Information provided: Begin
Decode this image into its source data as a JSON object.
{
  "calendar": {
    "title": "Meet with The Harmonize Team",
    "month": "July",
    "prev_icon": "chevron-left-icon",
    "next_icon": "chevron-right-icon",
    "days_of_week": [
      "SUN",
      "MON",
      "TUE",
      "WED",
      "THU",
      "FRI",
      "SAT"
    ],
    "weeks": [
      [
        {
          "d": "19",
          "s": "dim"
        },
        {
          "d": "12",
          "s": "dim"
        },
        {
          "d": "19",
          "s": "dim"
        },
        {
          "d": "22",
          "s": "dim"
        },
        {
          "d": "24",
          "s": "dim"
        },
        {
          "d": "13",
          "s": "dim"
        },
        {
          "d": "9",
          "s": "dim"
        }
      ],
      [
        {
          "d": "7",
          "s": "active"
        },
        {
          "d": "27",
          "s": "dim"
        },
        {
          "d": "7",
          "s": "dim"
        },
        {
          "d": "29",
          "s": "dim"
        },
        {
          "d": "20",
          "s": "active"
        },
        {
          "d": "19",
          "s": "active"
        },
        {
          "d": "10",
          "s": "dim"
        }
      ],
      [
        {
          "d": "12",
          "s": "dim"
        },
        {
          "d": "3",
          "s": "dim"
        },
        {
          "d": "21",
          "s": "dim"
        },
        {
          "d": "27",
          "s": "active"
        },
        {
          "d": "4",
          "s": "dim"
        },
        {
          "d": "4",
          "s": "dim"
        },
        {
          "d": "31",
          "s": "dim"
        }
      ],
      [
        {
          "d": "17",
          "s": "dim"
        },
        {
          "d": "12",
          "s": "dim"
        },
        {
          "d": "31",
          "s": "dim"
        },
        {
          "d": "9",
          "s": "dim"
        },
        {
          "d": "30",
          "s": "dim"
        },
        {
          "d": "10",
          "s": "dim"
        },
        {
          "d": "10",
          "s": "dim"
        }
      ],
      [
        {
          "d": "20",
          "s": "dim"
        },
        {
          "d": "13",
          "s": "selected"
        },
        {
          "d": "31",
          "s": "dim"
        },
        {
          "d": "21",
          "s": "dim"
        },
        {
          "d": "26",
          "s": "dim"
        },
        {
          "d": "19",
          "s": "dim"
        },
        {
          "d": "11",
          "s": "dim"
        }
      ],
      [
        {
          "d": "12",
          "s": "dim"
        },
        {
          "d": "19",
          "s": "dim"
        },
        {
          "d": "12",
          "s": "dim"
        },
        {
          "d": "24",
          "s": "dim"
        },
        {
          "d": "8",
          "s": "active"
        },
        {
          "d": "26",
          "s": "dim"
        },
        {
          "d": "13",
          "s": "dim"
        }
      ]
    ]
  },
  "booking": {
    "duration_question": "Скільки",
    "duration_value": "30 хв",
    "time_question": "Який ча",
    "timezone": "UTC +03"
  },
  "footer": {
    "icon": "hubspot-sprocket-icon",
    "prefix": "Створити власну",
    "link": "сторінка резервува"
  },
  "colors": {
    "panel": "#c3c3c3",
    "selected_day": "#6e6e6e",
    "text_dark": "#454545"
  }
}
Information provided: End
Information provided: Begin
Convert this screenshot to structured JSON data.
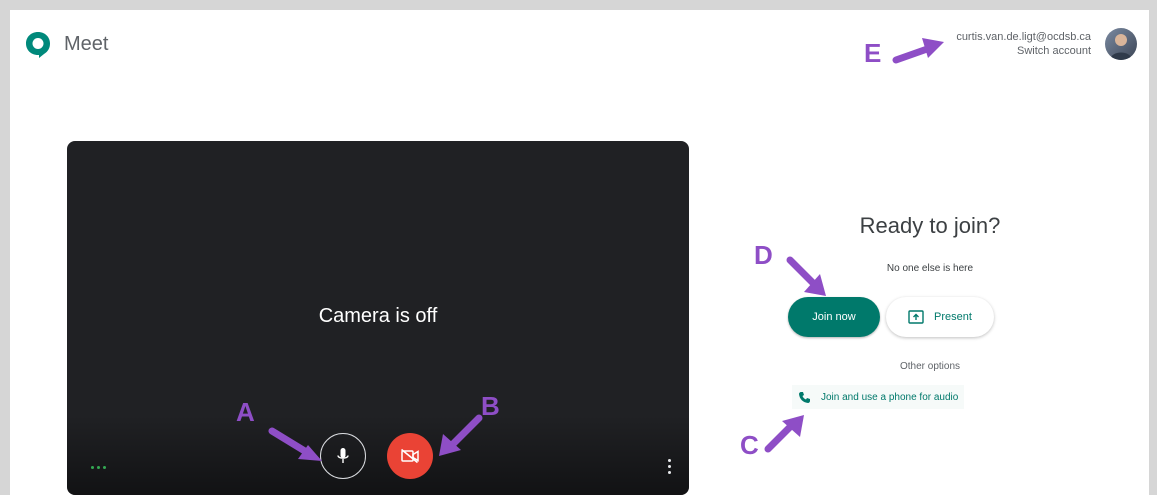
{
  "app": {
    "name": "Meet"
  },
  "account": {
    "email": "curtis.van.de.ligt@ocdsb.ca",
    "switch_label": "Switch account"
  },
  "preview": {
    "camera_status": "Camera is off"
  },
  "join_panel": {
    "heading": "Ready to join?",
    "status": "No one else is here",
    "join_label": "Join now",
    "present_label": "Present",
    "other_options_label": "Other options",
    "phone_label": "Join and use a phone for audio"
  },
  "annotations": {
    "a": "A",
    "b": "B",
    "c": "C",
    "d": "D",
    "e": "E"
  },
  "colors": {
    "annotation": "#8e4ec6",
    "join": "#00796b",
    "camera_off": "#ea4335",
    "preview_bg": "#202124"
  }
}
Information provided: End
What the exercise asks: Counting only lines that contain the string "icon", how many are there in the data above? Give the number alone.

Exercise output: 3